Original article in Korean is at this link.

In the future, you may wind up reading articles written by student journalists in a joint project. Student journalists, unable to freely meet and communicate, were unable work together and complete whatever journalistic feat they desired. From those difficult times to now, joint projects allow student journalists, who don’t know adult journalists, to report on the student society that older people don’t know about.

This is the story about what happened to a group of teenaged student journalists last August. They were teen mothers and North Korean escapees, normally ostracized at school. That shows the advantages of student journalists. When they pretended I was their news source they asked me all sorts of questions about specific situations and emotions, but when they interviewed their peers they were much more easily able to make empathic connections.

In fact, this reporter saw that, being of the same age group, they could show things that I could not since I lack the same understanding. Teen moms have dreams and go to hagwons to study for the university entrance exams, for instance.

They have a multitude of stories to tell about their completely different lives, despite being of the same age or gender. When interviewing someone placed into difficult circumstances, rather than reacting with pity they simply continued to inquire, “how did this happen to you?” and showed a true journalistic ebility to draw out the difficult aspects of a story.

When it comes to diverse issues such as the experiences of teen mothers in the classroom, social support for teen mothers, the problems of superficial sex education, and the stories of teens from North Korea, I was deeply impressed with the student journalists’ abilities to express their points of view.

Stories written by student journalists and adult journalists may be different, but adult journalists have a strong tendency to focus on one truth and focus on that one to the exclusion of others.
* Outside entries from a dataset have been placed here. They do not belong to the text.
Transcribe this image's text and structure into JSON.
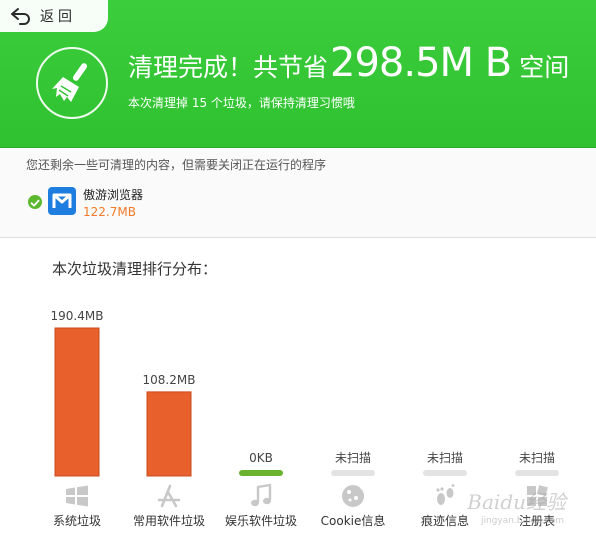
{
  "nav": {
    "back_label": "返回"
  },
  "header": {
    "headline_prefix": "清理完成！共节省",
    "amount": "298.5M B",
    "headline_suffix": "空间",
    "subline": "本次清理掉 15 个垃圾，请保持清理习惯哦"
  },
  "skipped": {
    "note": "您还剩余一些可清理的内容，但需要关闭正在运行的程序",
    "items": [
      {
        "name": "傲游浏览器",
        "size": "122.7MB",
        "icon": "maxthon-browser-icon"
      }
    ]
  },
  "ranking_title": "本次垃圾清理排行分布：",
  "colors": {
    "header_green": "#33c633",
    "bar_orange": "#e8602c",
    "zero_bar_green": "#6ab32e",
    "pending_gray": "#e3e3e3"
  },
  "chart_data": {
    "type": "bar",
    "title": "本次垃圾清理排行分布：",
    "categories": [
      "系统垃圾",
      "常用软件垃圾",
      "娱乐软件垃圾",
      "Cookie信息",
      "痕迹信息",
      "注册表"
    ],
    "values": [
      190.4,
      108.2,
      0,
      null,
      null,
      null
    ],
    "unit": "MB",
    "data_labels": [
      "190.4MB",
      "108.2MB",
      "0KB",
      "未扫描",
      "未扫描",
      "未扫描"
    ],
    "icons": [
      "windows-icon",
      "app-store-icon",
      "music-note-icon",
      "cookie-icon",
      "footprints-icon",
      "registry-blocks-icon"
    ]
  },
  "watermark": {
    "text": "Baidu经验",
    "sub": "jingyan.baidu.com"
  }
}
In my case, I wrote on article focusing on the limits placed on teen mothers in the classroom. This is due to the fact that full educational rights are not provided to them in the schools, and this is the greatest harm done to teenage mothers. Furthermore, they say, another problem is the very small amount of independence-promotion money they have, which prevents them from going to hagwons.